=== Problem details ===
Return the lines of the data below in which the string "status" occurs.

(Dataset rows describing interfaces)
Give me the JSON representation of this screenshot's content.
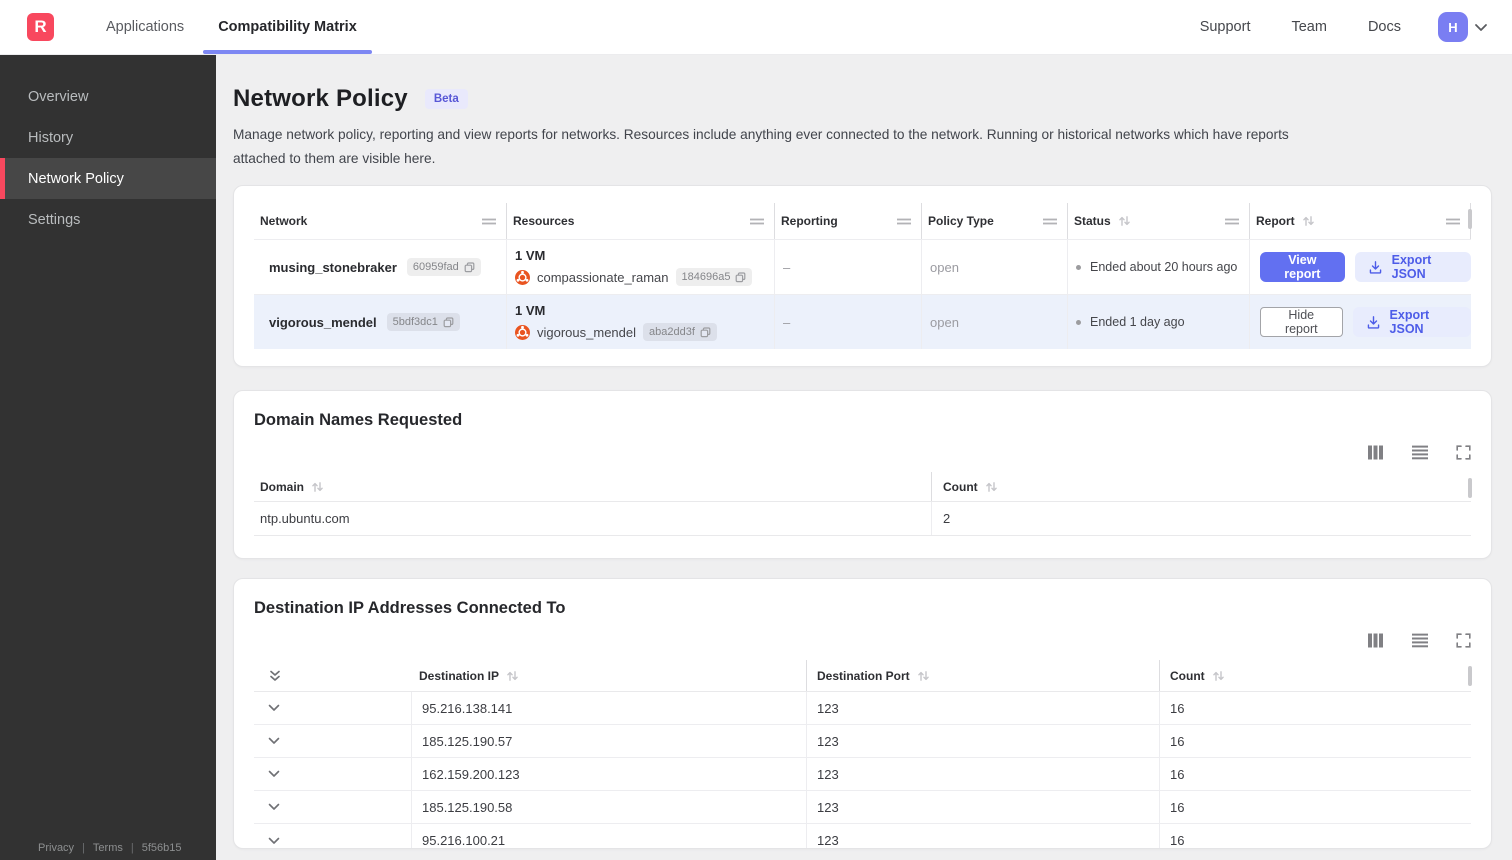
{
  "topnav": {
    "logo_letter": "R",
    "tabs": [
      {
        "label": "Applications",
        "active": false
      },
      {
        "label": "Compatibility Matrix",
        "active": true
      }
    ],
    "links": {
      "support": "Support",
      "team": "Team",
      "docs": "Docs"
    },
    "avatar_letter": "H"
  },
  "sidebar": {
    "items": [
      {
        "label": "Overview",
        "active": false
      },
      {
        "label": "History",
        "active": false
      },
      {
        "label": "Network Policy",
        "active": true
      },
      {
        "label": "Settings",
        "active": false
      }
    ],
    "footer": {
      "privacy": "Privacy",
      "terms": "Terms",
      "build": "5f56b15"
    }
  },
  "page": {
    "title": "Network Policy",
    "beta_badge": "Beta",
    "description": "Manage network policy, reporting and view reports for networks. Resources include anything ever connected to the network. Running or historical networks which have reports attached to them are visible here."
  },
  "network_table": {
    "columns": {
      "network": "Network",
      "resources": "Resources",
      "reporting": "Reporting",
      "policy_type": "Policy Type",
      "status": "Status",
      "report": "Report"
    },
    "rows": [
      {
        "name": "musing_stonebraker",
        "id": "60959fad",
        "vm_count": "1 VM",
        "vm_name": "compassionate_raman",
        "vm_id": "184696a5",
        "reporting": "–",
        "policy_type": "open",
        "status": "Ended about 20 hours ago",
        "report_button": "View report",
        "export_label": "Export JSON"
      },
      {
        "name": "vigorous_mendel",
        "id": "5bdf3dc1",
        "vm_count": "1 VM",
        "vm_name": "vigorous_mendel",
        "vm_id": "aba2dd3f",
        "reporting": "–",
        "policy_type": "open",
        "status": "Ended 1 day ago",
        "report_button": "Hide report",
        "export_label": "Export JSON"
      }
    ]
  },
  "domain_card": {
    "title": "Domain Names Requested",
    "columns": {
      "domain": "Domain",
      "count": "Count"
    },
    "rows": [
      {
        "domain": "ntp.ubuntu.com",
        "count": "2"
      }
    ]
  },
  "destination_card": {
    "title": "Destination IP Addresses Connected To",
    "columns": {
      "ip": "Destination IP",
      "port": "Destination Port",
      "count": "Count"
    },
    "rows": [
      {
        "ip": "95.216.138.141",
        "port": "123",
        "count": "16"
      },
      {
        "ip": "185.125.190.57",
        "port": "123",
        "count": "16"
      },
      {
        "ip": "162.159.200.123",
        "port": "123",
        "count": "16"
      },
      {
        "ip": "185.125.190.58",
        "port": "123",
        "count": "16"
      },
      {
        "ip": "95.216.100.21",
        "port": "123",
        "count": "16"
      }
    ]
  },
  "colors": {
    "brand_red": "#f8485e",
    "accent_indigo": "#6270f1",
    "tab_underline": "#7d87f3",
    "avatar_bg": "#7a7ef2",
    "beta_bg": "#e9e9fc",
    "beta_text": "#5857d6",
    "export_chip_bg": "#e8ecfd",
    "export_chip_text": "#4d5ce8",
    "sidebar_bg": "#323232",
    "sidebar_active_bg": "#474747",
    "selected_row_bg": "#ecf1fb",
    "page_bg": "#efeff0",
    "ubuntu_orange": "#e95420"
  }
}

=== Written answer ===
      "status": "Status",
        "status": "Ended about 20 hours ago",
        "status": "Ended 1 day ago",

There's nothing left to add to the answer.